Gaheris moved to the edge of the room and, taking off his glasses, blurring his vision, he felt his way along the wall towards the throne. Behind was a locked door. Gaheris pressed his necklace’s pendant into the keyhole and pushed the door open. The catacombs were flamed with torchlight. Replacing his glasses, Gaheris ran. The air grew musty, with dirt shifting from the ceiling as a great boom erupted from up above.
He entered the elpis vault. It was throbbing with incandescent power. Intertwined through everything - the air, the floor, the endless shelves lined with thousands and thousands of clay jars - was a web of golden thread. It welled up from a large marble bowl and reconnected whenever he walked through it. Gaheris’ eyes were wide with wonder.
The vault convulsed. The jars rattled on the shelves and Gaheris heard another boom and a crash above him as he was buffeted to the floor. A crack, as sharp as lightning, split the floor all the way down the middle, under the marble bowl. Gaheris rolled out of the way as a viscous, golden liquid oozed from the now two halves. Hel and Babylon had arrived. Holy hell. He was going to die down here.
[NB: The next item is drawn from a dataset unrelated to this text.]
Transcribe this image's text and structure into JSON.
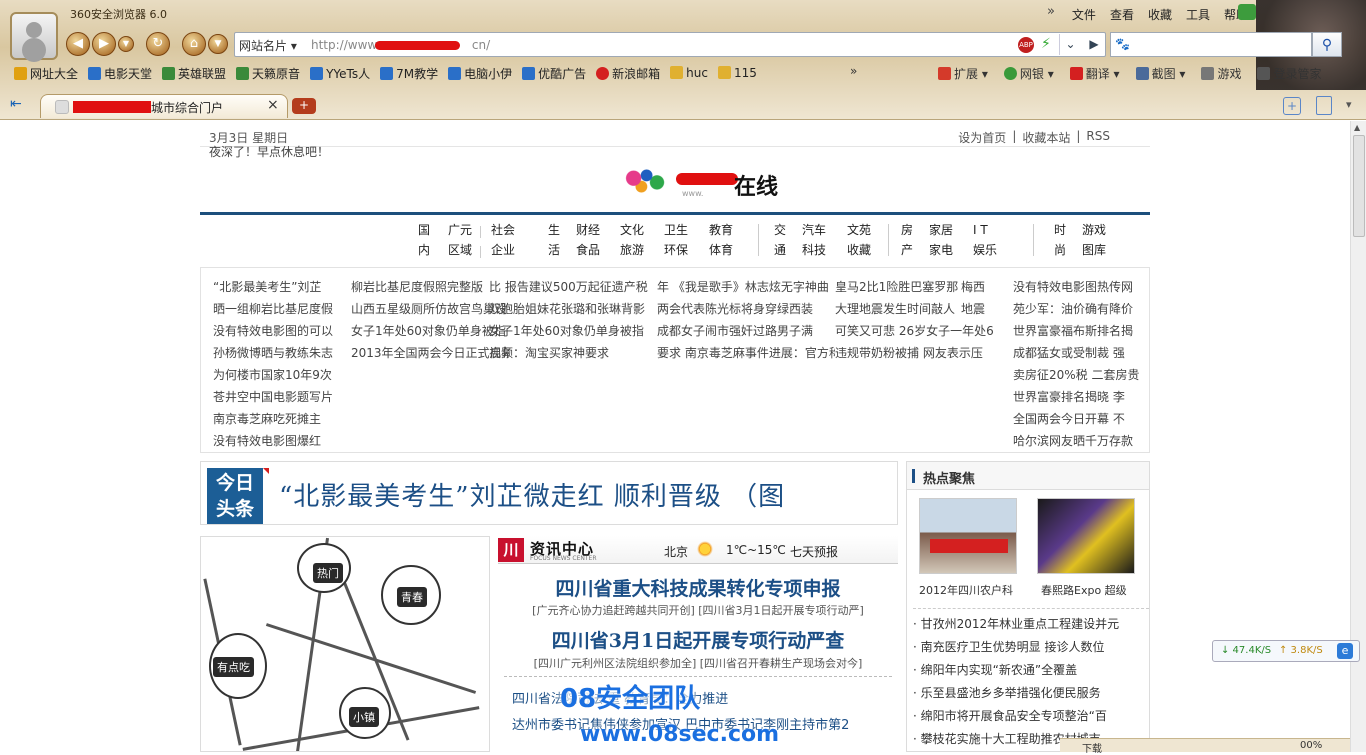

Gaheris could leave. He could sneak out of the castle. But one of these clay jars was his. He’d chosen to have one. It gave him the necklace filled with liquid gold. It was his life beat as much as those golden veins were Chairn’s. To let that stop: he’d be killing his own soul too.
Then, he smelled smoke. There was a whooshing sound, and Gaheris just managed to twist behind one of the shelves before a blaze of fire surged down the room. And another. And another. He lay crouched against the wall as the Soul burned.
After a while, it stopped. Gaheris emerged on his knees, mouth dry and coughing. He stopped when he saw the elpis vault. The web no longer intertwined amongst the now charred shelves. The liquid, on both the floor and in his necklace, was a dull gold, no longer throbbing with incandesce. Gaheris stayed on his knees and waited for the world to end.
But then, beneath closed eyelids, came a flickering. Gaheris opened his eyes. The vault began to throb with an absorbing power. Stitching itself back together was the golden web, burgeoning deeper and deeper into the recesses. Gaheris laughed and couldn’t stop.
He began feeling his way through the catacombs. Perhaps the city wouldn’t be splintered of gold. But, as the air became fresher, so too did the light. Soon, Gaheris emerged into an open-air throne room. The bodies were joined by debris and snow, the castle was charred and pulverised beyond. He clambered over the remains to the castle steps, furiously scrambling through the ground. His hands looked for any tinge of gold, for anything that threaded itself through the cobblestones. But all he could see was the waning red light. He grabbed his necklace. It had not dimmed. Snow began to fall, lightly. Where were the veins?!
“Gaheris!” He ignored Phoebe, scrambling forward with searching hands. “Gaheris?”
“Wait. I -” Gaheris stopped. There, running through the snow, was a vein of gold. “Phoebe! There’s still gold!” Gaheris looked up at her and grinned. She smiled back with equal wonder. He glanced up at the dying sun, placing his hand on the warm throb of the vein.
And, as the sirens began wailing again with the destruction of the castle, Gaheris looked out towards the college and the city beyond. He heavily thought of the endless days ahead, living through an endless winter and bleeding sun. But, he relaxed, because under his settled fingertips thumped the persistent life beat of Chairn’s soul.
- October 2021